Changes in procedural antithrombotic strategy are associated with a significant temporal reduction in major bleeding over time in patients undergoing elective post-percutaneous intervention, according to a study published in the Journal of the American College of Cardiology.
Changes in procedural antithrombotic strategy are associated with a significant temporal reduction in major bleeding over time in patients undergoing elective post-percutaneous intervention (PCI), according to a study published in the Journal of the American College of Cardiology.
Researchers from Duke Clinical Research Institute who analyzed the American College of Cardiology (ACC) National Cardiovascular Data Registry (NCDR) CathPCI Registry found an approximate 20% reduction in PCI bleeding from 2005 to 2009 among patients with elective PCI, unstable angina/non–ST-segment elevation myocardial infarction, and ST-segment elevation myocardial infarction (STEMI).
The researchers used data from the ACC NCDR, which included 1.7 million patient admissions for PCI at more than 1,000 sites from 2005 to 2009.
“This has coincided with a national uptake in use of bivalirudin [from 17% to 30% in the study period] and reduction in use of heparin plus glycoprotein IIb/IIIa [from 41% to 28% over the study period] as an antithrombotic strategy for percutaneous coronary intervention,” lead author Sumeet Subherwal, MD, MBA, told Formulary.
“After adjusting for patient characteristics known to be associated with bleeding, we found there remained a significant 6% to 8% per year reduction in annual bleeding risk in the unstable angina/non-ST-segment elevation myocardial infarction and elective percutaneous coronary intervention patients who underwent PCI,” Dr Subherwal added.
The researchers found that changes in antithrombotic strategies over the study period (uptake in use of bivalirudin and decrease in use of heparin plus glycoprotein IIb/IIIa strategy) contributed to nearly half of this annual reduction in bleeding risk.
Meanwhile, the use of other bleeding avoidance strategies, such as radial artery access and use of vascular closure devices were much less associated with this temporal reduction in bleeding.

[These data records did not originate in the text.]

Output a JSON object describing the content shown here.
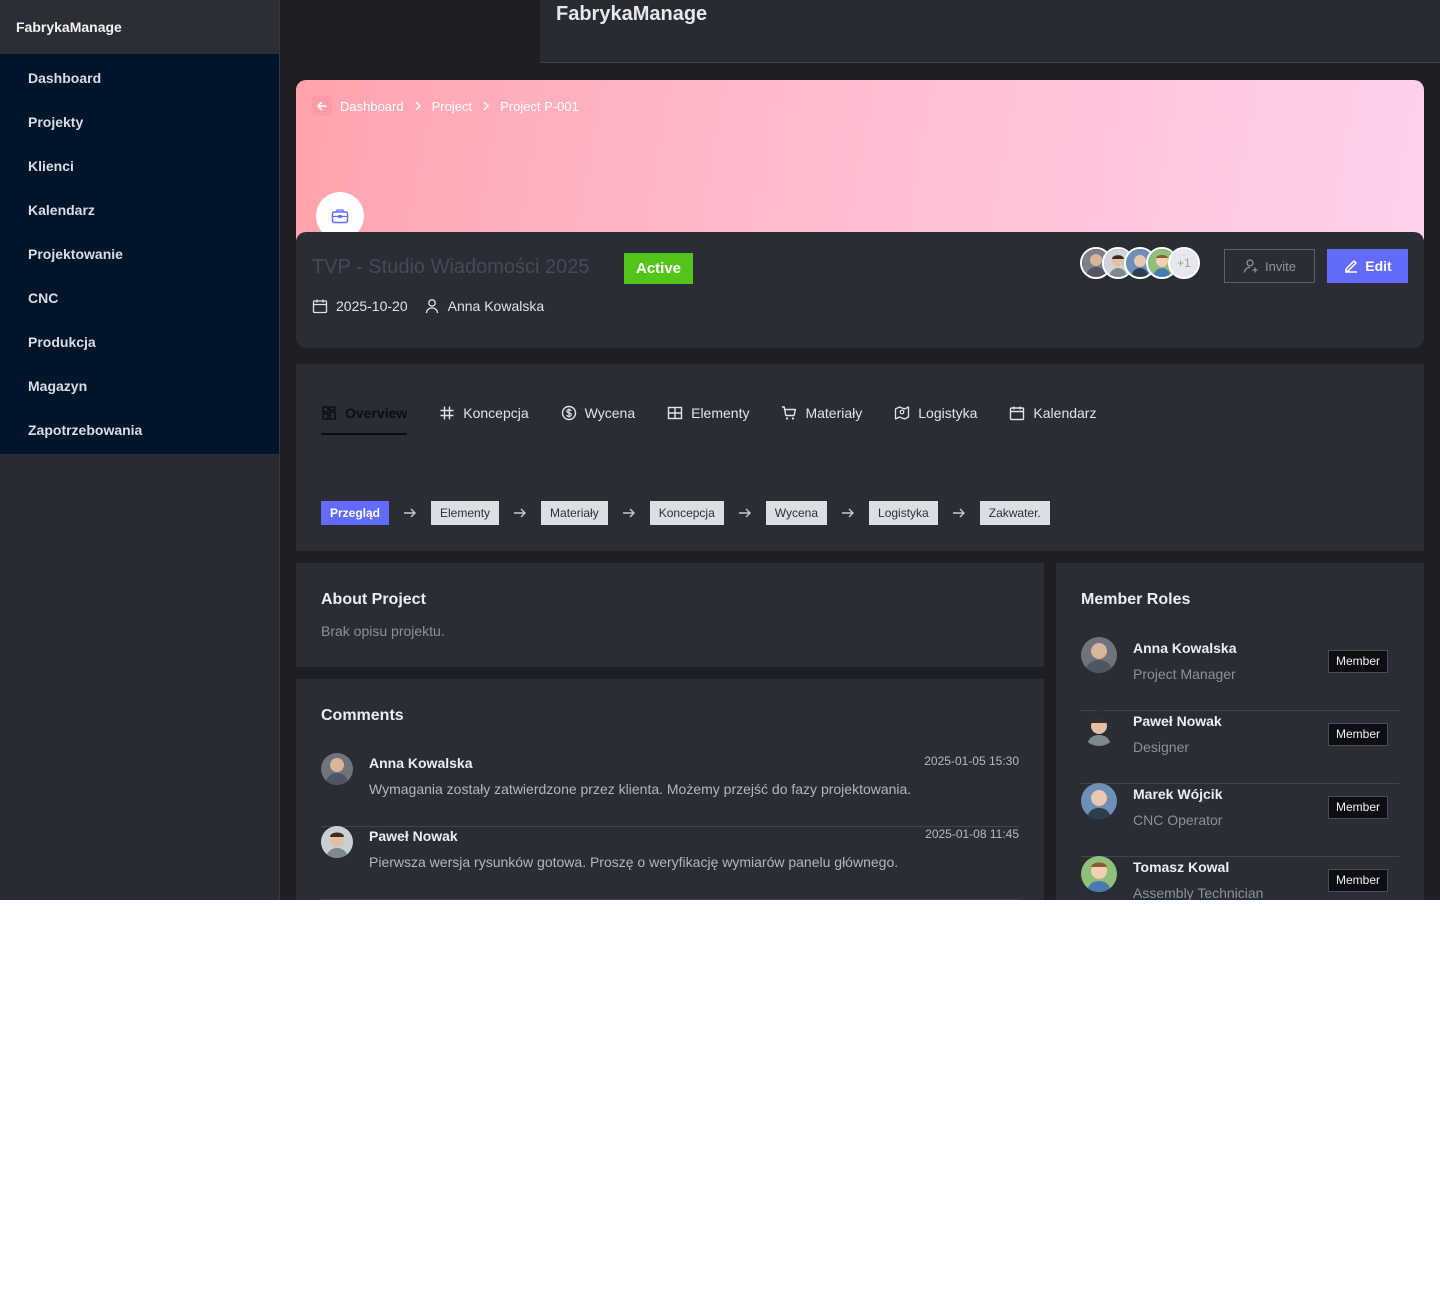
{
  "app": {
    "brand": "FabrykaManage",
    "header_title": "FabrykaManage"
  },
  "sidebar": {
    "items": [
      {
        "label": "Dashboard"
      },
      {
        "label": "Projekty"
      },
      {
        "label": "Klienci"
      },
      {
        "label": "Kalendarz"
      },
      {
        "label": "Projektowanie"
      },
      {
        "label": "CNC"
      },
      {
        "label": "Produkcja"
      },
      {
        "label": "Magazyn"
      },
      {
        "label": "Zapotrzebowania"
      }
    ]
  },
  "breadcrumb": [
    "Dashboard",
    "Project",
    "Project P-001"
  ],
  "project": {
    "title": "TVP - Studio Wiadomości 2025",
    "status": "Active",
    "date": "2025-10-20",
    "owner": "Anna Kowalska",
    "avatars_more": "+1",
    "invite_label": "Invite",
    "edit_label": "Edit"
  },
  "tabs": [
    {
      "label": "Overview",
      "icon": "overview-icon"
    },
    {
      "label": "Koncepcja",
      "icon": "hash-icon"
    },
    {
      "label": "Wycena",
      "icon": "dollar-icon"
    },
    {
      "label": "Elementy",
      "icon": "grid-icon"
    },
    {
      "label": "Materiały",
      "icon": "cart-icon"
    },
    {
      "label": "Logistyka",
      "icon": "map-icon"
    },
    {
      "label": "Kalendarz",
      "icon": "calendar-icon"
    }
  ],
  "steps": [
    "Przegląd",
    "Elementy",
    "Materiały",
    "Koncepcja",
    "Wycena",
    "Logistyka",
    "Zakwater."
  ],
  "about": {
    "title": "About Project",
    "text": "Brak opisu projektu."
  },
  "comments": {
    "title": "Comments",
    "items": [
      {
        "author": "Anna Kowalska",
        "time": "2025-01-05 15:30",
        "text": "Wymagania zostały zatwierdzone przez klienta. Możemy przejść do fazy projektowania."
      },
      {
        "author": "Paweł Nowak",
        "time": "2025-01-08 11:45",
        "text": "Pierwsza wersja rysunków gotowa. Proszę o weryfikację wymiarów panelu głównego."
      }
    ]
  },
  "members": {
    "title": "Member Roles",
    "items": [
      {
        "name": "Anna Kowalska",
        "role": "Project Manager",
        "badge": "Member"
      },
      {
        "name": "Paweł Nowak",
        "role": "Designer",
        "badge": "Member"
      },
      {
        "name": "Marek Wójcik",
        "role": "CNC Operator",
        "badge": "Member"
      },
      {
        "name": "Tomasz Kowal",
        "role": "Assembly Technician",
        "badge": "Member"
      }
    ]
  },
  "colors": {
    "accent": "#636bff",
    "status_active": "#52c41a",
    "sidebar_nav": "#001529"
  }
}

According to Dr Subherwal, the present analysis of more than 1 million real-world patients who underwent PCI demonstrates that “as a profession, we are increasingly adopting use of bleeding avoidance strategies to minimize complications of bleeding among patients undergoing PCI.
“Importantly, these strategies have led to a modest but significant reduction in bleeding rates from 2005 to 2009. It remains to be seen what the effect of further adoption of bleeding avoidance strategies, and changing landscape of antithrombotic therapies will have on future bleeding rates,” he said.